- _Input material_:
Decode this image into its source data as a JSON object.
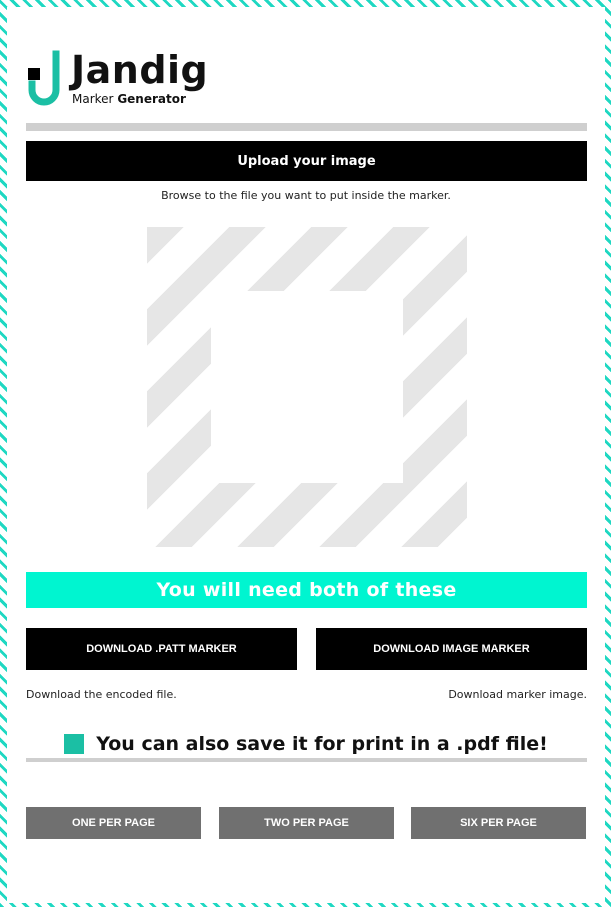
{
  "brand": {
    "name": "Jandig",
    "subtitle_prefix": "Marker",
    "subtitle_bold": "Generator",
    "accent_color": "#1bbfa4"
  },
  "upload": {
    "button_label": "Upload your image",
    "hint": "Browse to the file you want to put inside the marker."
  },
  "marker_preview": {
    "icon": "striped-marker-frame"
  },
  "downloads": {
    "banner": "You will need both of these",
    "patt_button": "DOWNLOAD .PATT MARKER",
    "image_button": "DOWNLOAD IMAGE MARKER",
    "patt_note": "Download the encoded file.",
    "image_note": "Download marker image."
  },
  "print": {
    "heading": "You can also save it for print in a .pdf file!",
    "options": [
      "ONE PER PAGE",
      "TWO PER PAGE",
      "SIX PER PAGE"
    ]
  }
}
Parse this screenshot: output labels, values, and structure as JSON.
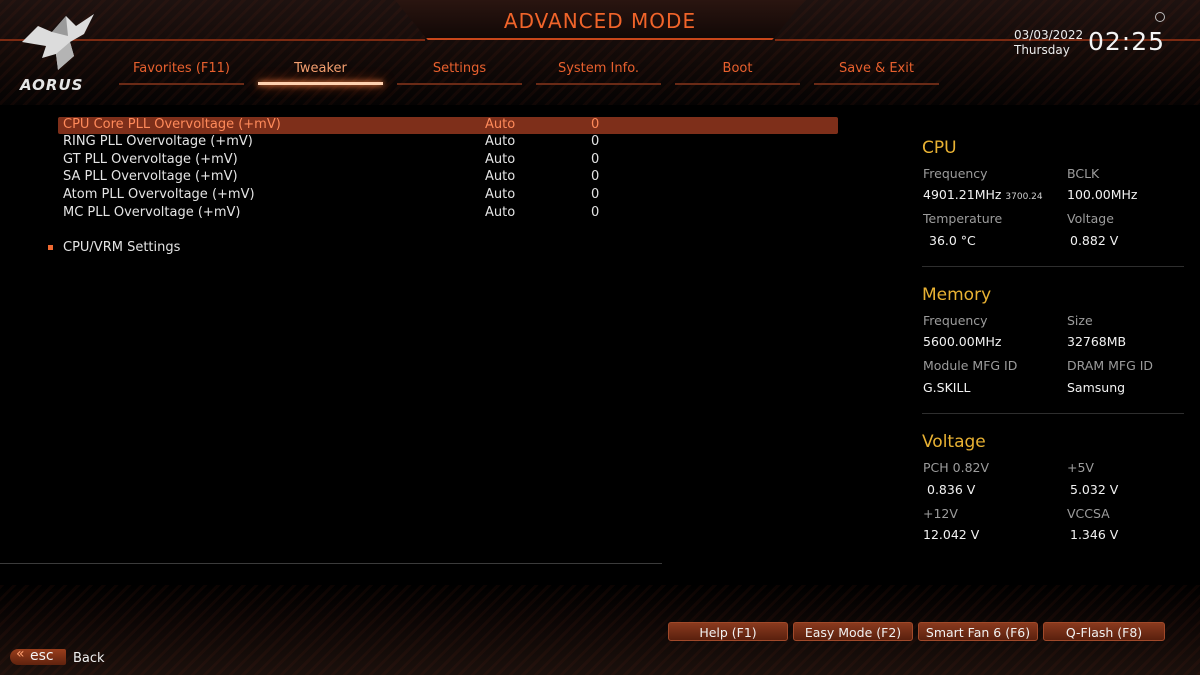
{
  "header": {
    "title": "ADVANCED MODE",
    "logo_text": "AORUS",
    "date": "03/03/2022",
    "day": "Thursday",
    "time": "02:25"
  },
  "tabs": [
    {
      "label": "Favorites (F11)",
      "active": false
    },
    {
      "label": "Tweaker",
      "active": true
    },
    {
      "label": "Settings",
      "active": false
    },
    {
      "label": "System Info.",
      "active": false
    },
    {
      "label": "Boot",
      "active": false
    },
    {
      "label": "Save & Exit",
      "active": false
    }
  ],
  "settings": [
    {
      "label": "CPU Core PLL Overvoltage (+mV)",
      "mode": "Auto",
      "value": "0",
      "selected": true
    },
    {
      "label": "RING PLL Overvoltage (+mV)",
      "mode": "Auto",
      "value": "0",
      "selected": false
    },
    {
      "label": "GT PLL Overvoltage (+mV)",
      "mode": "Auto",
      "value": "0",
      "selected": false
    },
    {
      "label": "SA PLL Overvoltage (+mV)",
      "mode": "Auto",
      "value": "0",
      "selected": false
    },
    {
      "label": "Atom PLL Overvoltage (+mV)",
      "mode": "Auto",
      "value": "0",
      "selected": false
    },
    {
      "label": "MC PLL Overvoltage (+mV)",
      "mode": "Auto",
      "value": "0",
      "selected": false
    }
  ],
  "submenu": {
    "label": "CPU/VRM Settings"
  },
  "cpu": {
    "title": "CPU",
    "frequency_label": "Frequency",
    "frequency": "4901.21MHz",
    "frequency_sub": "3700.24",
    "bclk_label": "BCLK",
    "bclk": "100.00MHz",
    "temperature_label": "Temperature",
    "temperature": "36.0 °C",
    "voltage_label": "Voltage",
    "voltage": "0.882 V"
  },
  "memory": {
    "title": "Memory",
    "frequency_label": "Frequency",
    "frequency": "5600.00MHz",
    "size_label": "Size",
    "size": "32768MB",
    "module_mfg_label": "Module MFG ID",
    "module_mfg": "G.SKILL",
    "dram_mfg_label": "DRAM MFG ID",
    "dram_mfg": "Samsung"
  },
  "voltage": {
    "title": "Voltage",
    "pch_label": "PCH 0.82V",
    "pch": "0.836 V",
    "v5_label": "+5V",
    "v5": "5.032 V",
    "v12_label": "+12V",
    "v12": "12.042 V",
    "vccsa_label": "VCCSA",
    "vccsa": "1.346 V"
  },
  "footer": {
    "buttons": [
      "Help (F1)",
      "Easy Mode (F2)",
      "Smart Fan 6 (F6)",
      "Q-Flash (F8)"
    ],
    "esc_label": "esc",
    "back_label": "Back"
  },
  "colors": {
    "accent": "#e8602e",
    "highlight_row": "#7e2f1a",
    "section_title": "#e9b233",
    "button_bg": "#7a3218"
  }
}
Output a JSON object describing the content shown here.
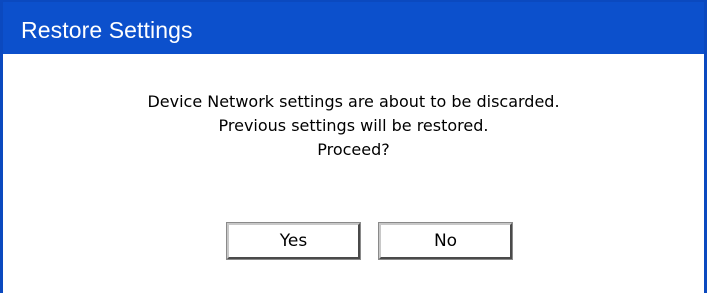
{
  "dialog": {
    "title": "Restore Settings",
    "message_lines": [
      "Device Network settings are about to be discarded.",
      "Previous settings will be restored.",
      "Proceed?"
    ],
    "buttons": {
      "yes_label": "Yes",
      "no_label": "No"
    }
  },
  "colors": {
    "title_bar": "#0c50cc",
    "border": "#0b49bf",
    "background": "#ffffff"
  }
}
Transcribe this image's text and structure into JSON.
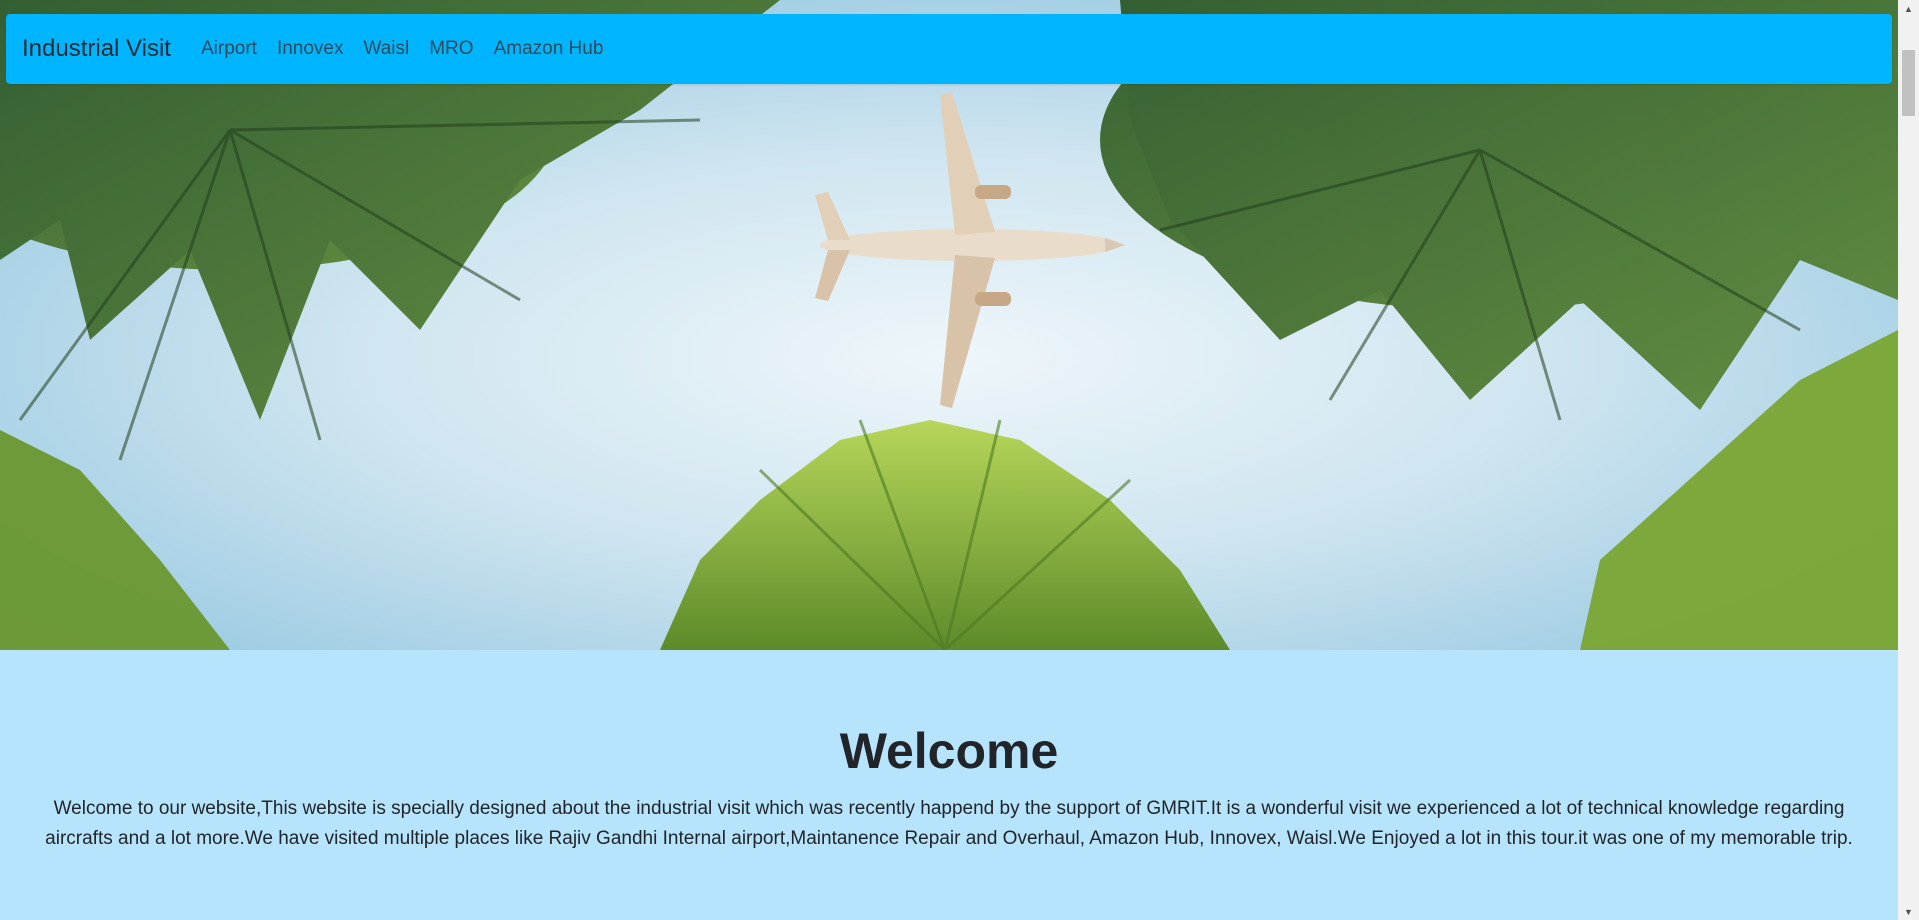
{
  "navbar": {
    "brand": "Industrial Visit",
    "links": [
      "Airport",
      "Innovex",
      "Waisl",
      "MRO",
      "Amazon Hub"
    ],
    "background_color": "#00b5ff"
  },
  "hero": {
    "image_description_icon": "airplane-over-palm-trees-image"
  },
  "welcome": {
    "title": "Welcome",
    "text": "Welcome to our website,This website is specially designed about the industrial visit which was recently happend by the support of GMRIT.It is a wonderful visit we experienced a lot of technical knowledge regarding aircrafts and a lot more.We have visited multiple places like Rajiv Gandhi Internal airport,Maintanence Repair and Overhaul, Amazon Hub, Innovex, Waisl.We Enjoyed a lot in this tour.it was one of my memorable trip.",
    "background_color": "#b6e4fc"
  },
  "scrollbar": {
    "up_icon": "scroll-up-arrow-icon",
    "down_icon": "scroll-down-arrow-icon"
  }
}
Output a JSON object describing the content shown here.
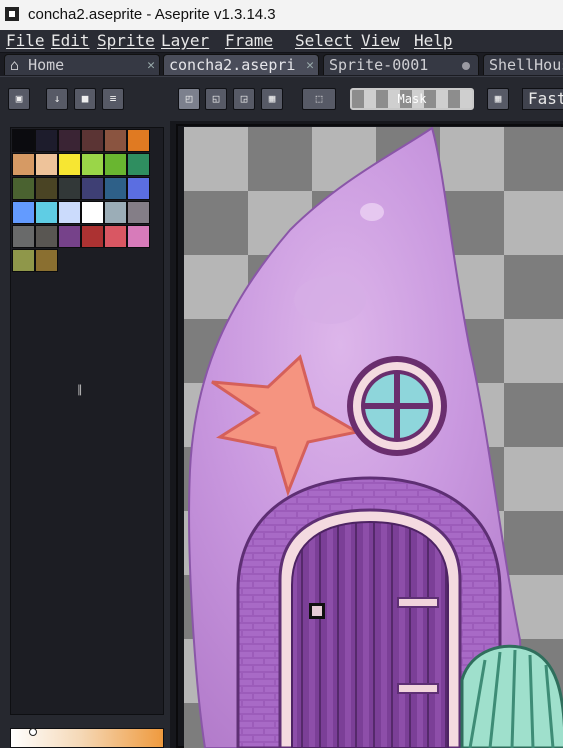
{
  "window": {
    "title": "concha2.aseprite - Aseprite v1.3.14.3"
  },
  "menu": [
    "File",
    "Edit",
    "Sprite",
    "Layer",
    "Frame",
    "Select",
    "View",
    "Help"
  ],
  "tabs": [
    {
      "label": "Home"
    },
    {
      "label": "concha2.asepri"
    },
    {
      "label": "Sprite-0001"
    },
    {
      "label": "ShellHous"
    }
  ],
  "toolbar": {
    "mask_label": "Mask",
    "fast_label": "Fast"
  },
  "palette": {
    "more_label": "∥",
    "colors": [
      "#0b0b0f",
      "#1d1c2c",
      "#3a2434",
      "#5b3434",
      "#8a5440",
      "#e07a22",
      "#d69a64",
      "#eec39a",
      "#f7e632",
      "#9ad648",
      "#69b630",
      "#2f8e60",
      "#4a6230",
      "#4a4424",
      "#323838",
      "#3e3f74",
      "#2e6088",
      "#5b6ee1",
      "#639bff",
      "#5fcde4",
      "#cbdbfc",
      "#ffffff",
      "#9badb7",
      "#847e87",
      "#696a6a",
      "#595652",
      "#76428a",
      "#ac3232",
      "#d95763",
      "#d77bba",
      "#8f974a",
      "#8a6f30"
    ]
  }
}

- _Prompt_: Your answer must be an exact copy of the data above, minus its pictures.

- _Response area_:
Decode this image into its source data as a JSON object.
{
  "brand": {
    "name": "Jandig",
    "subtitle_prefix": "Marker",
    "subtitle_bold": "Generator",
    "accent_color": "#1bbfa4"
  },
  "upload": {
    "button_label": "Upload your image",
    "hint": "Browse to the file you want to put inside the marker."
  },
  "marker_preview": {
    "icon": "striped-marker-frame"
  },
  "downloads": {
    "banner": "You will need both of these",
    "patt_button": "DOWNLOAD .PATT MARKER",
    "image_button": "DOWNLOAD IMAGE MARKER",
    "patt_note": "Download the encoded file.",
    "image_note": "Download marker image."
  },
  "print": {
    "heading": "You can also save it for print in a .pdf file!",
    "options": [
      "ONE PER PAGE",
      "TWO PER PAGE",
      "SIX PER PAGE"
    ]
  }
}
Parse this screenshot: output labels, values, and structure as JSON.
{
  "header": {
    "title": "ADVANCED MODE",
    "logo_text": "AORUS",
    "date": "03/03/2022",
    "day": "Thursday",
    "time": "02:25"
  },
  "tabs": [
    {
      "label": "Favorites (F11)",
      "active": false
    },
    {
      "label": "Tweaker",
      "active": true
    },
    {
      "label": "Settings",
      "active": false
    },
    {
      "label": "System Info.",
      "active": false
    },
    {
      "label": "Boot",
      "active": false
    },
    {
      "label": "Save & Exit",
      "active": false
    }
  ],
  "settings": [
    {
      "label": "CPU Core PLL Overvoltage (+mV)",
      "mode": "Auto",
      "value": "0",
      "selected": true
    },
    {
      "label": "RING PLL Overvoltage (+mV)",
      "mode": "Auto",
      "value": "0",
      "selected": false
    },
    {
      "label": "GT PLL Overvoltage (+mV)",
      "mode": "Auto",
      "value": "0",
      "selected": false
    },
    {
      "label": "SA PLL Overvoltage (+mV)",
      "mode": "Auto",
      "value": "0",
      "selected": false
    },
    {
      "label": "Atom PLL Overvoltage (+mV)",
      "mode": "Auto",
      "value": "0",
      "selected": false
    },
    {
      "label": "MC PLL Overvoltage (+mV)",
      "mode": "Auto",
      "value": "0",
      "selected": false
    }
  ],
  "submenu": {
    "label": "CPU/VRM Settings"
  },
  "cpu": {
    "title": "CPU",
    "frequency_label": "Frequency",
    "frequency": "4901.21MHz",
    "frequency_sub": "3700.24",
    "bclk_label": "BCLK",
    "bclk": "100.00MHz",
    "temperature_label": "Temperature",
    "temperature": "36.0 °C",
    "voltage_label": "Voltage",
    "voltage": "0.882 V"
  },
  "memory": {
    "title": "Memory",
    "frequency_label": "Frequency",
    "frequency": "5600.00MHz",
    "size_label": "Size",
    "size": "32768MB",
    "module_mfg_label": "Module MFG ID",
    "module_mfg": "G.SKILL",
    "dram_mfg_label": "DRAM MFG ID",
    "dram_mfg": "Samsung"
  },
  "voltage": {
    "title": "Voltage",
    "pch_label": "PCH 0.82V",
    "pch": "0.836 V",
    "v5_label": "+5V",
    "v5": "5.032 V",
    "v12_label": "+12V",
    "v12": "12.042 V",
    "vccsa_label": "VCCSA",
    "vccsa": "1.346 V"
  },
  "footer": {
    "buttons": [
      "Help (F1)",
      "Easy Mode (F2)",
      "Smart Fan 6 (F6)",
      "Q-Flash (F8)"
    ],
    "esc_label": "esc",
    "back_label": "Back"
  },
  "colors": {
    "accent": "#e8602e",
    "highlight_row": "#7e2f1a",
    "section_title": "#e9b233",
    "button_bg": "#7a3218"
  }
}
Output a JSON object describing the content shown here.
{
  "dialog": {
    "title": "Restore Settings",
    "message_lines": [
      "Device Network settings are about to be discarded.",
      "Previous settings will be restored.",
      "Proceed?"
    ],
    "buttons": {
      "yes_label": "Yes",
      "no_label": "No"
    }
  },
  "colors": {
    "title_bar": "#0c50cc",
    "border": "#0b49bf",
    "background": "#ffffff"
  }
}
Transcribe this image's text and structure into JSON.
{
  "navbar": {
    "brand": "Industrial Visit",
    "links": [
      "Airport",
      "Innovex",
      "Waisl",
      "MRO",
      "Amazon Hub"
    ],
    "background_color": "#00b5ff"
  },
  "hero": {
    "image_description_icon": "airplane-over-palm-trees-image"
  },
  "welcome": {
    "title": "Welcome",
    "text": "Welcome to our website,This website is specially designed about the industrial visit which was recently happend by the support of GMRIT.It is a wonderful visit we experienced a lot of technical knowledge regarding aircrafts and a lot more.We have visited multiple places like Rajiv Gandhi Internal airport,Maintanence Repair and Overhaul, Amazon Hub, Innovex, Waisl.We Enjoyed a lot in this tour.it was one of my memorable trip.",
    "background_color": "#b6e4fc"
  },
  "scrollbar": {
    "up_icon": "scroll-up-arrow-icon",
    "down_icon": "scroll-down-arrow-icon"
  }
}
Output a JSON object describing the content shown here.
{
  "window": {
    "title": "concha2.aseprite - Aseprite v1.3.14.3"
  },
  "menu": [
    "File",
    "Edit",
    "Sprite",
    "Layer",
    "Frame",
    "Select",
    "View",
    "Help"
  ],
  "tabs": [
    {
      "label": "Home"
    },
    {
      "label": "concha2.asepri"
    },
    {
      "label": "Sprite-0001"
    },
    {
      "label": "ShellHous"
    }
  ],
  "toolbar": {
    "mask_label": "Mask",
    "fast_label": "Fast"
  },
  "palette": {
    "more_label": "∥",
    "colors": [
      "#0b0b0f",
      "#1d1c2c",
      "#3a2434",
      "#5b3434",
      "#8a5440",
      "#e07a22",
      "#d69a64",
      "#eec39a",
      "#f7e632",
      "#9ad648",
      "#69b630",
      "#2f8e60",
      "#4a6230",
      "#4a4424",
      "#323838",
      "#3e3f74",
      "#2e6088",
      "#5b6ee1",
      "#639bff",
      "#5fcde4",
      "#cbdbfc",
      "#ffffff",
      "#9badb7",
      "#847e87",
      "#696a6a",
      "#595652",
      "#76428a",
      "#ac3232",
      "#d95763",
      "#d77bba",
      "#8f974a",
      "#8a6f30"
    ]
  }
}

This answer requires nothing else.